Cardiovascular system function:
Given vitamin D’s integral role in maintaining tissue levels of calcium needed for muscle contraction, it follows that muscle function, particularly cardiac function is dependent upon adequate status for this vitamin. Also, research shows sufficient vitamin D levels are critical for cardiorespiratory fitness. To measure cardiovascular fitness, maximal oxygen consumption during exercise is measured and this is called VO₂ max. In almost 2000 individuals ages 20 to 49 years old, it was determined that there was a significant positive association between serum vitamin D levels and VO2 max suggesting improved cardiovascular function with better vitamin D status.2
Immune system function:
Exciting research suggests vitamin D serves as powerful support for your immune system. Vitamin D stimulates innate immunity which is basically your first-line defense mechanism, where your body develops a nonspecific response to something that is foreign to the body.3 One of the ways vitamin D may do this is by indirectly creating antimicrobials that can destroy bacteria.3 Also, this vitamin may modify immune responses through our gut.

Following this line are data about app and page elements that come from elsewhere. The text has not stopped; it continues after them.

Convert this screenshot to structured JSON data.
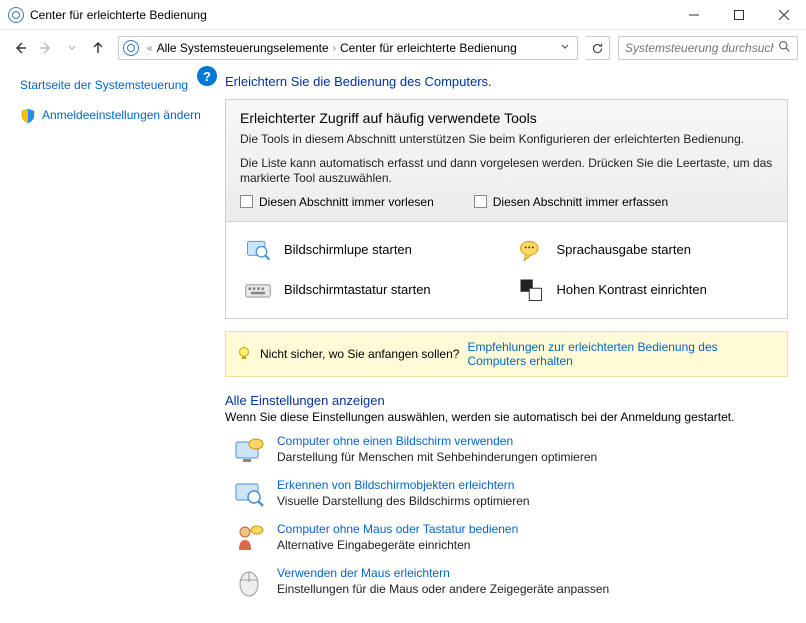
{
  "window": {
    "title": "Center für erleichterte Bedienung"
  },
  "breadcrumbs": {
    "prefix": "«",
    "item1": "Alle Systemsteuerungselemente",
    "item2": "Center für erleichterte Bedienung"
  },
  "search": {
    "placeholder": "Systemsteuerung durchsuchen"
  },
  "sidebar": {
    "link_home": "Startseite der Systemsteuerung",
    "link_login": "Anmeldeeinstellungen ändern"
  },
  "main": {
    "heading": "Erleichtern Sie die Bedienung des Computers.",
    "panel": {
      "title": "Erleichterter Zugriff auf häufig verwendete Tools",
      "desc1": "Die Tools in diesem Abschnitt unterstützen Sie beim Konfigurieren der erleichterten Bedienung.",
      "desc2": "Die Liste kann automatisch erfasst und dann vorgelesen werden. Drücken Sie die Leertaste, um das markierte Tool auszuwählen.",
      "chk1": "Diesen Abschnitt immer vorlesen",
      "chk2": "Diesen Abschnitt immer erfassen"
    },
    "tools": {
      "magnifier": "Bildschirmlupe starten",
      "narrator": "Sprachausgabe starten",
      "osk": "Bildschirmtastatur starten",
      "contrast": "Hohen Kontrast einrichten"
    },
    "hint": {
      "text": "Nicht sicher, wo Sie anfangen sollen?",
      "link": "Empfehlungen zur erleichterten Bedienung des Computers erhalten"
    },
    "all": {
      "heading": "Alle Einstellungen anzeigen",
      "sub": "Wenn Sie diese Einstellungen auswählen, werden sie automatisch bei der Anmeldung gestartet."
    },
    "settings": [
      {
        "title": "Computer ohne einen Bildschirm verwenden",
        "desc": "Darstellung für Menschen mit Sehbehinderungen optimieren"
      },
      {
        "title": "Erkennen von Bildschirmobjekten erleichtern",
        "desc": "Visuelle Darstellung des Bildschirms optimieren"
      },
      {
        "title": "Computer ohne Maus oder Tastatur bedienen",
        "desc": "Alternative Eingabegeräte einrichten"
      },
      {
        "title": "Verwenden der Maus erleichtern",
        "desc": "Einstellungen für die Maus oder andere Zeigegeräte anpassen"
      }
    ]
  }
}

Muscle function and athletic performance:
Vitamin D keeps the thermostat for calcium levels operating 24/7 and new research shows this may play a significant role in optimizing muscle function and contraction and ultimately athletic performance. Research from sports science laboratories shows that supplemental vitamin D may improve different measures of performance and help combat potential vitamin D deficiency in athletes that train and perform indoors such as martial arts participants, gymnasts, and the like.4
Normal cell changes and cell growth:
Vitamin D receptors have been discovered in many sites throughout the body such as in the intestines, lungs, kidneys, pancreas and brain. Researchers note that body cells need proper vitamin D levels for normal growth and function of specific cells. This role helps explain emerging evidence that insufficient vitamin D status is linked to abnormal cell growth and some cancers.1
Vitamin D Solutions
Supplementation with vitamin D helps ensure we obtain adequate levels of this vitamin since obtaining enough from diet alone along with our tendency for “indoor-living” and use of sunscreens easily exacerbate the problem.
The unique blend of edible lichen (Cladina rangiferina) and mushrooms (Agaricus bisporus) offer a whole-food and plant-sourced approach for providing vitamin D at 1000 IU, or 25 mcg, per tablet. Each serving provides the vitamin D equivalent of 8 to 10 cups of fortified milk.
- Nair R, Maseeh A. Vitamin D: The “sunshine” vitamin. J Pharmacol Pharmacother. 2012;3(2):118-126. doi:10.4103/0976-500X.95506
- Marawan A, Kurbanova N, Qayyum R. Association between serum vitamin D levels and cardiorespiratory fitness in the adult population of the USA. Eur J Prev Cardiolog. Published online October 30, 2018:2047487318807279. doi:10.1177/2047487318807279
- Lucas RM, Gorman S, Geldenhuys S, Hart PH. Vitamin D and immunity. F1000Prime Rep. 2014;6. doi:10.12703/P6-118
- Shuler FD, Wingate MK, Moore GH, Giangarra C. Sports health benefits of vitamin D. Sports Health. 2012;4(6):496-501. doi:10.1177/1941738112461621